**SUPPLIED DATA:**
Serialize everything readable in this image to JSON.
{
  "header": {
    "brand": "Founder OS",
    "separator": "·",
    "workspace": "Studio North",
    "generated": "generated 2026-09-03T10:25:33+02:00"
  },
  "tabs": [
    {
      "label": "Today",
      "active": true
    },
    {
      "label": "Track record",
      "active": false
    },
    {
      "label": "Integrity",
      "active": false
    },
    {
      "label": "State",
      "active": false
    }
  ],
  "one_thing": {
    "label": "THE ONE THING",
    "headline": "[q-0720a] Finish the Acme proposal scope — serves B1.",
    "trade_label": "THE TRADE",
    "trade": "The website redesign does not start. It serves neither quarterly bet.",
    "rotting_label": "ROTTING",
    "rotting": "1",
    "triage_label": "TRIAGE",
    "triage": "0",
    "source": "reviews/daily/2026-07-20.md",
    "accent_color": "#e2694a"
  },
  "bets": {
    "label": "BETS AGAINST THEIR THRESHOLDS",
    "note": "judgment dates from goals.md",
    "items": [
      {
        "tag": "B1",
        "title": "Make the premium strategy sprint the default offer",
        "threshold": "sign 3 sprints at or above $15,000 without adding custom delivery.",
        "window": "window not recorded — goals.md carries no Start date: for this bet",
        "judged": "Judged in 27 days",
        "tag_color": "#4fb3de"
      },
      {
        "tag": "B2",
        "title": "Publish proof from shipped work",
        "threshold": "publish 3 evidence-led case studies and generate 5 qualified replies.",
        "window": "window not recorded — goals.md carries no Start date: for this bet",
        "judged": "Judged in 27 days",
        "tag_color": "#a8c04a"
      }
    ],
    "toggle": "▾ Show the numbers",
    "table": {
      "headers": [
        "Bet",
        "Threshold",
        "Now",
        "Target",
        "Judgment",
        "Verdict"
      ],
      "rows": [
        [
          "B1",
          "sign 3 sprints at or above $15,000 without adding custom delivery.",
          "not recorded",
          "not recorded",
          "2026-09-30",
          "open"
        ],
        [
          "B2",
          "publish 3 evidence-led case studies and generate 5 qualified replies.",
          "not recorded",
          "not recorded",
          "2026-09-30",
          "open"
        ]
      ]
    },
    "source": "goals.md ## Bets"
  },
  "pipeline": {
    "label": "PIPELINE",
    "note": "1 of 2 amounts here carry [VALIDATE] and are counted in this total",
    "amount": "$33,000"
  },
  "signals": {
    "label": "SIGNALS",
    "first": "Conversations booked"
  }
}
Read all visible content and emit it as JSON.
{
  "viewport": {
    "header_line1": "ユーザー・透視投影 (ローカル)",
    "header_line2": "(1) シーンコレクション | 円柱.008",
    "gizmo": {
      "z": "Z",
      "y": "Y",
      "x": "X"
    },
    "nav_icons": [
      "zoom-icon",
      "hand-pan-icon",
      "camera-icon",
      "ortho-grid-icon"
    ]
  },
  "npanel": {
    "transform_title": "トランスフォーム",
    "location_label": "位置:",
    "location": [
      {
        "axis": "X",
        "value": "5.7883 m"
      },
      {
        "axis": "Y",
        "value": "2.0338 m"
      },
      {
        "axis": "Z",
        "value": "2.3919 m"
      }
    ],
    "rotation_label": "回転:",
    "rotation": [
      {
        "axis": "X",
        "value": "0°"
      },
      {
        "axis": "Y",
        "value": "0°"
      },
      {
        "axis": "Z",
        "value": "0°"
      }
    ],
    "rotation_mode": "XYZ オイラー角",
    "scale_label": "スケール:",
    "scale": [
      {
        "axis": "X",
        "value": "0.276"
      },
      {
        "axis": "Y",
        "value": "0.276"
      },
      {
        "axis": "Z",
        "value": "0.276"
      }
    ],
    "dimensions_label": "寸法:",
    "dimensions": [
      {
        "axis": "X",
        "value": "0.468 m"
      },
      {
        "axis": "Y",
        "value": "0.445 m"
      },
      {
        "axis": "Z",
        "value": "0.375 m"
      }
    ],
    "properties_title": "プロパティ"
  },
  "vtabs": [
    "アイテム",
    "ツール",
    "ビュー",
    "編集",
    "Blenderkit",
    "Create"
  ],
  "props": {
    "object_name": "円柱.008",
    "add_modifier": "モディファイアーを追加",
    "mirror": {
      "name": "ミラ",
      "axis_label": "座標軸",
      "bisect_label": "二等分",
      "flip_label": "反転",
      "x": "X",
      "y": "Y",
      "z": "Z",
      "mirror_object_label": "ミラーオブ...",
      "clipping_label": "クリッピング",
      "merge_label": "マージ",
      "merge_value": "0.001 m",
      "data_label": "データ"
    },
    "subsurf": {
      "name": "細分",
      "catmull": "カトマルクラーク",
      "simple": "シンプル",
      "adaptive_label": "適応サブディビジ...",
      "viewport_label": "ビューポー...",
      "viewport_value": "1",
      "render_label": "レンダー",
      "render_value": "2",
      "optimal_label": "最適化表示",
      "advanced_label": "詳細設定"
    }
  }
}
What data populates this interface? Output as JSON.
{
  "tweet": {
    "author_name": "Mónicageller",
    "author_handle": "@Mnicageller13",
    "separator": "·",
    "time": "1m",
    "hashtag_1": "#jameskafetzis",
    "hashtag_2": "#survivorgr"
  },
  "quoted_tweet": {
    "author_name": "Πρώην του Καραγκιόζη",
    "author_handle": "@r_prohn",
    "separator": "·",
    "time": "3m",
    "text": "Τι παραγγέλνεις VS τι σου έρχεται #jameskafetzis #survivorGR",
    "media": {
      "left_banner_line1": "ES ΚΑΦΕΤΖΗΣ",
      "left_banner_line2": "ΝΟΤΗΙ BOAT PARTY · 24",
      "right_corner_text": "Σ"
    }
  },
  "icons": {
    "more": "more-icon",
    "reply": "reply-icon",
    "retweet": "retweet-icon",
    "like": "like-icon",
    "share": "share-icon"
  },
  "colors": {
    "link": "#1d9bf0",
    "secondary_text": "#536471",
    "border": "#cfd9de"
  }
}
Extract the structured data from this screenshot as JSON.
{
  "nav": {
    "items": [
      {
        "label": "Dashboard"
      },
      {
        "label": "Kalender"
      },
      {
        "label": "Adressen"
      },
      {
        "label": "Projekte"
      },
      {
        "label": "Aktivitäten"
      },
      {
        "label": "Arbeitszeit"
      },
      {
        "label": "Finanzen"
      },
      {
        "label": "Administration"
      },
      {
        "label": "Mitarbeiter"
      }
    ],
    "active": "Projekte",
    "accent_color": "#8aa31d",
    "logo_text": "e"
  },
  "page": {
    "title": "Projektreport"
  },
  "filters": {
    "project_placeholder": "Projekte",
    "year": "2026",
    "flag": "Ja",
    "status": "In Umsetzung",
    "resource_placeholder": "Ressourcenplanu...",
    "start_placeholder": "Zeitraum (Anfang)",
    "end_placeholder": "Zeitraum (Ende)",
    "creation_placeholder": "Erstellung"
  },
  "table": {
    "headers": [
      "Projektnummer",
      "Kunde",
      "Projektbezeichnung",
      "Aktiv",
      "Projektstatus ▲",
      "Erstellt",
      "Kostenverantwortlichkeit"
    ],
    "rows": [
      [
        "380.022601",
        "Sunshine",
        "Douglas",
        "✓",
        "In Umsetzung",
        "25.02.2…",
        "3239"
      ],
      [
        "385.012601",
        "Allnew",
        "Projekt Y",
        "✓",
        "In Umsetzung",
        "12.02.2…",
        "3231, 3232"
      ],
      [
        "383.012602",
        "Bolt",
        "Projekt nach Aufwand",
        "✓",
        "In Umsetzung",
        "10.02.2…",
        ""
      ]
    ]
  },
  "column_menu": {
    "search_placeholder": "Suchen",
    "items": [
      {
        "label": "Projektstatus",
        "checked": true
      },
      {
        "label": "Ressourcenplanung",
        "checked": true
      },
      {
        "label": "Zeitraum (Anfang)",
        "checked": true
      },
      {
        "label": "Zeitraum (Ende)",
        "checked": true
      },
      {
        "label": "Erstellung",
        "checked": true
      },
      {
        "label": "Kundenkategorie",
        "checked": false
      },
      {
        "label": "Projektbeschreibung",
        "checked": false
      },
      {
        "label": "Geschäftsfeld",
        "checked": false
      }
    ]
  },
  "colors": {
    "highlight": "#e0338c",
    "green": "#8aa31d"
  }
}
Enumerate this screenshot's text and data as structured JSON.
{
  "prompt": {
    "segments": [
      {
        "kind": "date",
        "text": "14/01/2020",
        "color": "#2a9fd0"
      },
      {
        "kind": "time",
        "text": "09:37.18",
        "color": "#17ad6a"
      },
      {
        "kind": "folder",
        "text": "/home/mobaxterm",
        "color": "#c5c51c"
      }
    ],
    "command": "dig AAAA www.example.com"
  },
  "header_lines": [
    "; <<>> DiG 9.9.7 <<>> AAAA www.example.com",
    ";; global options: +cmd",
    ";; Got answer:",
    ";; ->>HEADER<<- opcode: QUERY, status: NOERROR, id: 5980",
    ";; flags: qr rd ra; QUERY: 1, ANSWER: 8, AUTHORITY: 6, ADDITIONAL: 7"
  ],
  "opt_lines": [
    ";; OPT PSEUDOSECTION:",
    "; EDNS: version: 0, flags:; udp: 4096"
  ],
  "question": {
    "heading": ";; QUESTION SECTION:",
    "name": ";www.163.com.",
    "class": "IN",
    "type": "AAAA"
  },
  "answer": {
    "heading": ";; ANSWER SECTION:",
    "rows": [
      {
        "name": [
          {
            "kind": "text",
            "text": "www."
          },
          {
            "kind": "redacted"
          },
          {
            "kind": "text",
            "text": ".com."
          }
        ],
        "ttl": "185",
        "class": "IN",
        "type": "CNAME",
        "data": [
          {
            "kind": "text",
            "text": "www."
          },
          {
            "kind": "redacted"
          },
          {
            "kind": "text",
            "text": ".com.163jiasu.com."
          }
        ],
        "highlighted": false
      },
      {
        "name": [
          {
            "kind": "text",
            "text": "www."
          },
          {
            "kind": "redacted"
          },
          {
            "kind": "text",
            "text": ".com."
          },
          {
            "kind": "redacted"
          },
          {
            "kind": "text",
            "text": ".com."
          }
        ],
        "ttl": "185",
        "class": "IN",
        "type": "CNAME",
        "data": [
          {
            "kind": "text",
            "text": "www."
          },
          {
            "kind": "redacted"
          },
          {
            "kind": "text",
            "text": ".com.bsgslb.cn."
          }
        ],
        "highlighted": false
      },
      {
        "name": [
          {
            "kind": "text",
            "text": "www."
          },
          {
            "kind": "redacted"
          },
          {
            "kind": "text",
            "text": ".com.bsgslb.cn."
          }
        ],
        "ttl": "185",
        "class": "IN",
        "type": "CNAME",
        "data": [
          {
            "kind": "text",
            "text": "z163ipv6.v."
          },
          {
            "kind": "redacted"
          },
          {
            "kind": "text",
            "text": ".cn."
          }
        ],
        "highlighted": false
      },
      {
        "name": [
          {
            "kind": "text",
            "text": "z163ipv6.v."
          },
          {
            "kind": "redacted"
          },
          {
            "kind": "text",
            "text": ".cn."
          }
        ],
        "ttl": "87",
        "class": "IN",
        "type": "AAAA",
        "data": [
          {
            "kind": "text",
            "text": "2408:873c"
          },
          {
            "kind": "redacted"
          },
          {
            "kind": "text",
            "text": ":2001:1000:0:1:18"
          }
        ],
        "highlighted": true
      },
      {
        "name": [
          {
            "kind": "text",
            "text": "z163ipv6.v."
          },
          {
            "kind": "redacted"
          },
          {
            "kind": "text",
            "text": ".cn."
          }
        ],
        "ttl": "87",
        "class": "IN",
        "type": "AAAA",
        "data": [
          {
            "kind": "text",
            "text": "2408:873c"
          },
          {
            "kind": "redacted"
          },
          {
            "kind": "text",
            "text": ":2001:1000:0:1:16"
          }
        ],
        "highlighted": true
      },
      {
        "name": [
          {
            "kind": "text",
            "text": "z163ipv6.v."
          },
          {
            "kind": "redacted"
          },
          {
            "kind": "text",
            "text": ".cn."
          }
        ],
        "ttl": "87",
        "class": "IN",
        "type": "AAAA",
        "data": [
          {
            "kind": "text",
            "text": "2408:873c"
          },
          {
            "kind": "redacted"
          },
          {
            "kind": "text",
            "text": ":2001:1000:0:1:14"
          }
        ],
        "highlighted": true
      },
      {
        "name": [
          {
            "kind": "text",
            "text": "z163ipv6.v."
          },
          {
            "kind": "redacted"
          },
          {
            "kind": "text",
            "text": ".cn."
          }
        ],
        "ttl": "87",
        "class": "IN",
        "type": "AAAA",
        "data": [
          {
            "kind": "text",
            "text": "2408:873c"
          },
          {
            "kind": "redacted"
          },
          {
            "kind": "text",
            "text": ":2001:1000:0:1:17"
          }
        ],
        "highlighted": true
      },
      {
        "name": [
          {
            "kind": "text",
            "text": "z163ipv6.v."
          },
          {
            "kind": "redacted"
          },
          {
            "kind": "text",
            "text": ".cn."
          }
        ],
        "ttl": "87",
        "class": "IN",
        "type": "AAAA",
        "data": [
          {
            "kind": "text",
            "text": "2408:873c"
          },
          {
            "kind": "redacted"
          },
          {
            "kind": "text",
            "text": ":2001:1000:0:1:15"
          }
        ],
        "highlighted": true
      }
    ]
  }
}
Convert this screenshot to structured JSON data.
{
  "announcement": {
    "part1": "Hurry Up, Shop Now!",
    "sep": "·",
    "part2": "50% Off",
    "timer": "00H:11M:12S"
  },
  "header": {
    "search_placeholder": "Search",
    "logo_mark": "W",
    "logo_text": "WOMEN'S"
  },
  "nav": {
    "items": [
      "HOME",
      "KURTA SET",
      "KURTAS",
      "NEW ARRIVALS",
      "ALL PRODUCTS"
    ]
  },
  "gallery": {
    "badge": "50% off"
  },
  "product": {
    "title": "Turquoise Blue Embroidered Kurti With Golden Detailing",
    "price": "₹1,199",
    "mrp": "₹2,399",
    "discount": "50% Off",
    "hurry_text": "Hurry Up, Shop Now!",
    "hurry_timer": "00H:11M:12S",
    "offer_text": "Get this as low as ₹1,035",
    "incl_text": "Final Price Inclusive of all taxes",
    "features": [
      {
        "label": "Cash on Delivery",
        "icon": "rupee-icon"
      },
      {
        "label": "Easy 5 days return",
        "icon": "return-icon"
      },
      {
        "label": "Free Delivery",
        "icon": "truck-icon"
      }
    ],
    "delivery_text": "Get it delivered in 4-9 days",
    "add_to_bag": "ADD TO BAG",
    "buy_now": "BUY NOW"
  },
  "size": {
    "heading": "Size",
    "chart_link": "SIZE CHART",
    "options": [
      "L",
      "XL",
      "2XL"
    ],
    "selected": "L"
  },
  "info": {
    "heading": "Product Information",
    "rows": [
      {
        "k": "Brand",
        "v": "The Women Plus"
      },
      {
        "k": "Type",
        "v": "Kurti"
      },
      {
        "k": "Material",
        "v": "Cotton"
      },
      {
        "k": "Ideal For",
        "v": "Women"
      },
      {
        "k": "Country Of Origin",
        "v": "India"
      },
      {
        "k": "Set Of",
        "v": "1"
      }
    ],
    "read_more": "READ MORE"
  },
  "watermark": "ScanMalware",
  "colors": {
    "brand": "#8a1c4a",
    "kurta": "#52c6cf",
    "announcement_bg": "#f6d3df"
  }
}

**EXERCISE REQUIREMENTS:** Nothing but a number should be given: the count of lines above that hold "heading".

**RESPONSE:** 4